= Beginning of Section =
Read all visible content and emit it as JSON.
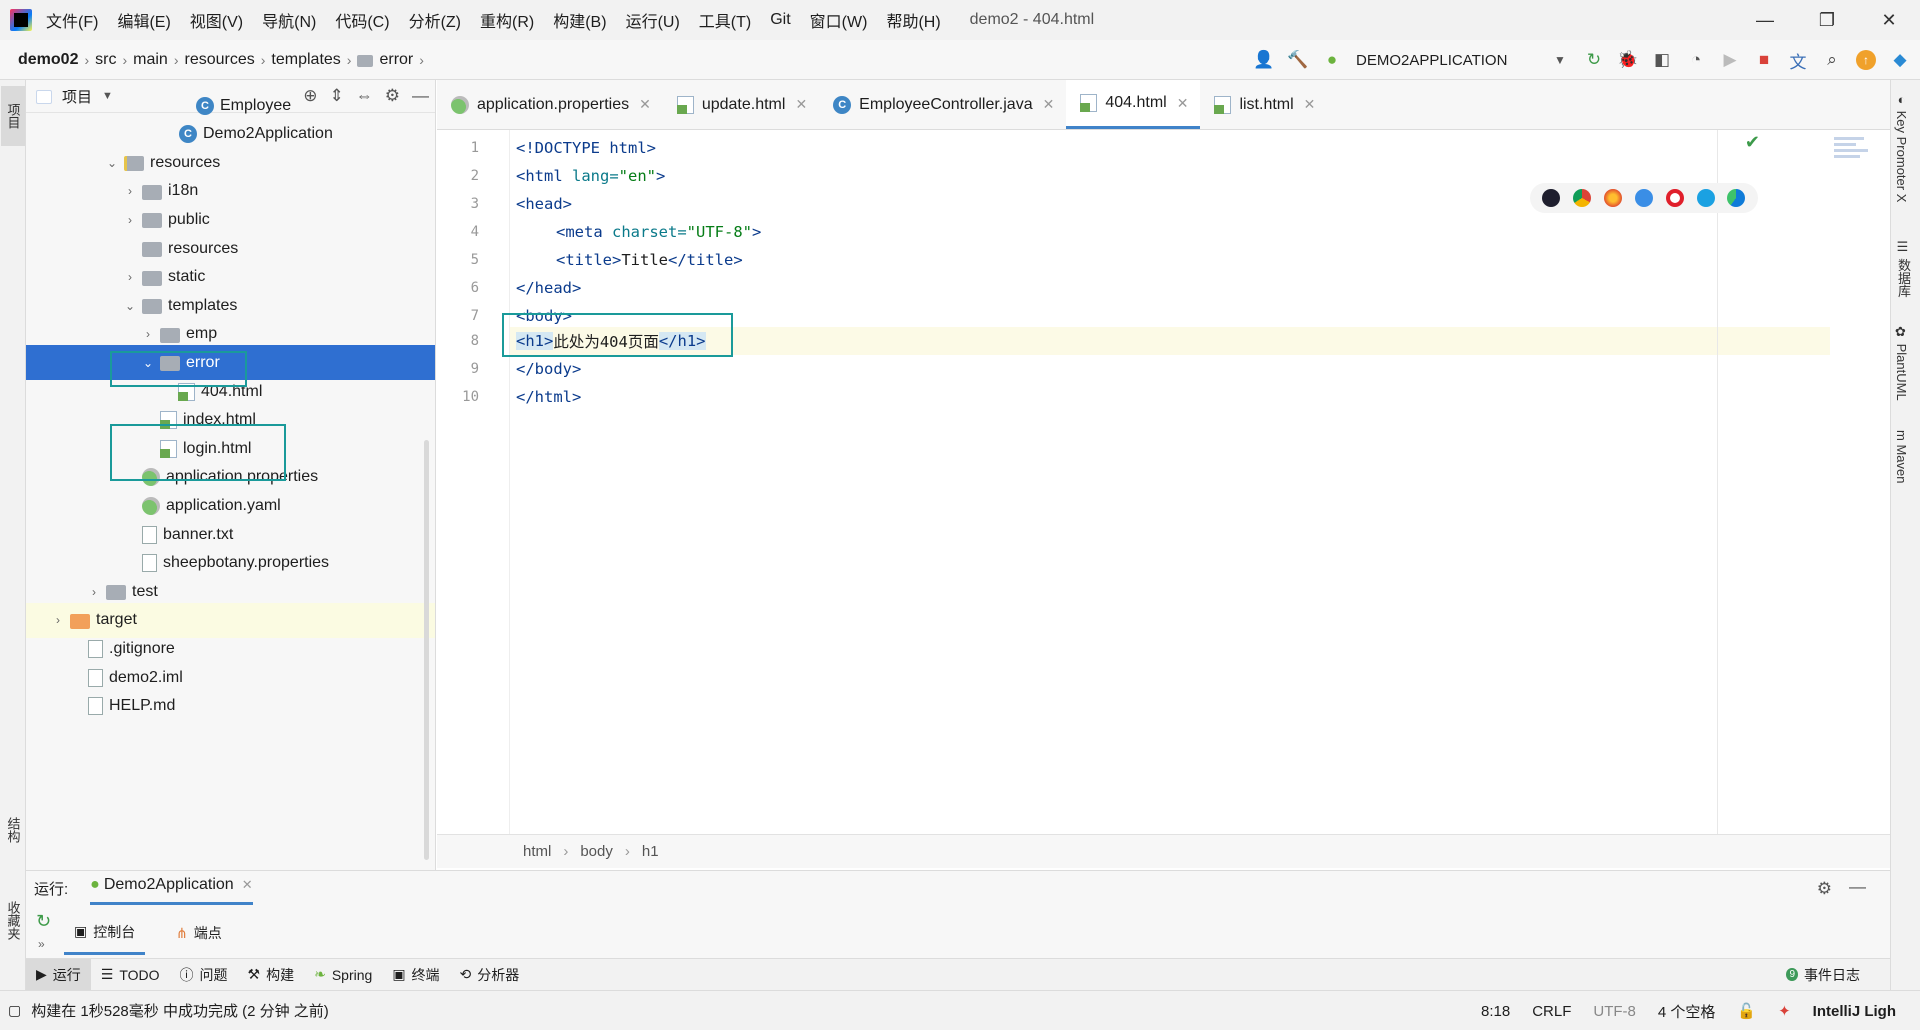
{
  "app": {
    "window_title": "demo2 - 404.html",
    "menu": [
      "文件(F)",
      "编辑(E)",
      "视图(V)",
      "导航(N)",
      "代码(C)",
      "分析(Z)",
      "重构(R)",
      "构建(B)",
      "运行(U)",
      "工具(T)",
      "Git",
      "窗口(W)",
      "帮助(H)"
    ],
    "window_buttons": {
      "minimize": "—",
      "maximize": "❐",
      "close": "✕"
    }
  },
  "navbar": {
    "crumbs": [
      "demo02",
      "src",
      "main",
      "resources",
      "templates",
      "error"
    ],
    "run_config": "DEMO2APPLICATION"
  },
  "left_strip": {
    "project": "项目",
    "structure": "结构",
    "favorites": "收藏夹"
  },
  "project": {
    "title": "项目",
    "rows": [
      {
        "label": "Employee",
        "icon": "class-icon",
        "indent": 150,
        "arrow": ""
      },
      {
        "label": "Demo2Application",
        "icon": "spring-class-icon",
        "indent": 133,
        "arrow": ""
      },
      {
        "label": "resources",
        "icon": "resources-folder-icon",
        "indent": 78,
        "arrow": "⌄"
      },
      {
        "label": "i18n",
        "icon": "folder-icon",
        "indent": 96,
        "arrow": "›"
      },
      {
        "label": "public",
        "icon": "folder-icon",
        "indent": 96,
        "arrow": "›"
      },
      {
        "label": "resources",
        "icon": "folder-icon",
        "indent": 96,
        "arrow": ""
      },
      {
        "label": "static",
        "icon": "folder-icon",
        "indent": 96,
        "arrow": "›"
      },
      {
        "label": "templates",
        "icon": "folder-icon",
        "indent": 96,
        "arrow": "⌄"
      },
      {
        "label": "emp",
        "icon": "folder-icon",
        "indent": 114,
        "arrow": "›"
      },
      {
        "label": "error",
        "icon": "folder-icon",
        "indent": 114,
        "arrow": "⌄",
        "selected": true
      },
      {
        "label": "404.html",
        "icon": "html-file-icon",
        "indent": 132,
        "arrow": ""
      },
      {
        "label": "index.html",
        "icon": "html-file-icon",
        "indent": 114,
        "arrow": ""
      },
      {
        "label": "login.html",
        "icon": "html-file-icon",
        "indent": 114,
        "arrow": ""
      },
      {
        "label": "application.properties",
        "icon": "spring-config-icon",
        "indent": 96,
        "arrow": ""
      },
      {
        "label": "application.yaml",
        "icon": "spring-config-icon",
        "indent": 96,
        "arrow": ""
      },
      {
        "label": "banner.txt",
        "icon": "text-file-icon",
        "indent": 96,
        "arrow": ""
      },
      {
        "label": "sheepbotany.properties",
        "icon": "properties-file-icon",
        "indent": 96,
        "arrow": ""
      },
      {
        "label": "test",
        "icon": "folder-icon",
        "indent": 60,
        "arrow": "›"
      },
      {
        "label": "target",
        "icon": "target-folder-icon",
        "indent": 24,
        "arrow": "›",
        "highlight": true
      },
      {
        "label": ".gitignore",
        "icon": "text-file-icon",
        "indent": 42,
        "arrow": ""
      },
      {
        "label": "demo2.iml",
        "icon": "text-file-icon",
        "indent": 42,
        "arrow": ""
      },
      {
        "label": "HELP.md",
        "icon": "text-file-icon",
        "indent": 42,
        "arrow": ""
      }
    ]
  },
  "tabs": [
    {
      "label": "application.properties",
      "icon": "spring-config-icon",
      "active": false
    },
    {
      "label": "update.html",
      "icon": "html-file-icon",
      "active": false
    },
    {
      "label": "EmployeeController.java",
      "icon": "class-icon",
      "active": false
    },
    {
      "label": "404.html",
      "icon": "html-file-icon",
      "active": true
    },
    {
      "label": "list.html",
      "icon": "html-file-icon",
      "active": false
    }
  ],
  "editor": {
    "line_numbers": [
      "1",
      "2",
      "3",
      "4",
      "5",
      "6",
      "7",
      "8",
      "9",
      "10"
    ],
    "code": {
      "l1": "<!DOCTYPE html>",
      "l2a": "<html ",
      "l2b": "lang=",
      "l2c": "\"en\"",
      "l2d": ">",
      "l3": "<head>",
      "l4a": "<meta ",
      "l4b": "charset=",
      "l4c": "\"UTF-8\"",
      "l4d": ">",
      "l5a": "<title>",
      "l5b": "Title",
      "l5c": "</title>",
      "l6": "</head>",
      "l7": "<body>",
      "l8a": "<h1>",
      "l8b": "此处为404页面",
      "l8c": "</h1>",
      "l9": "</body>",
      "l10": "</html>"
    },
    "breadcrumb": [
      "html",
      "body",
      "h1"
    ]
  },
  "right_strip": {
    "key_promoter": "Key Promoter X",
    "database": "数据库",
    "plantuml": "PlantUML",
    "maven": "Maven"
  },
  "run_panel": {
    "label": "运行:",
    "config": "Demo2Application",
    "console": "控制台",
    "endpoints": "端点"
  },
  "tool_windows": [
    "运行",
    "TODO",
    "问题",
    "构建",
    "Spring",
    "终端",
    "分析器"
  ],
  "event_log": "事件日志",
  "status": {
    "message": "构建在 1秒528毫秒 中成功完成 (2 分钟 之前)",
    "position": "8:18",
    "line_sep": "CRLF",
    "encoding": "UTF-8",
    "indent": "4 个空格",
    "theme": "IntelliJ Ligh"
  },
  "colors": {
    "accent": "#2f6fd1",
    "highlight_box": "#1a9a9a",
    "tag": "#0b3b8c",
    "string": "#067d17"
  }
}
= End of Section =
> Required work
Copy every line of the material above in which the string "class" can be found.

> Reply
        "icon": "class-icon",
        "icon": "spring-class-icon",
      "icon": "class-icon",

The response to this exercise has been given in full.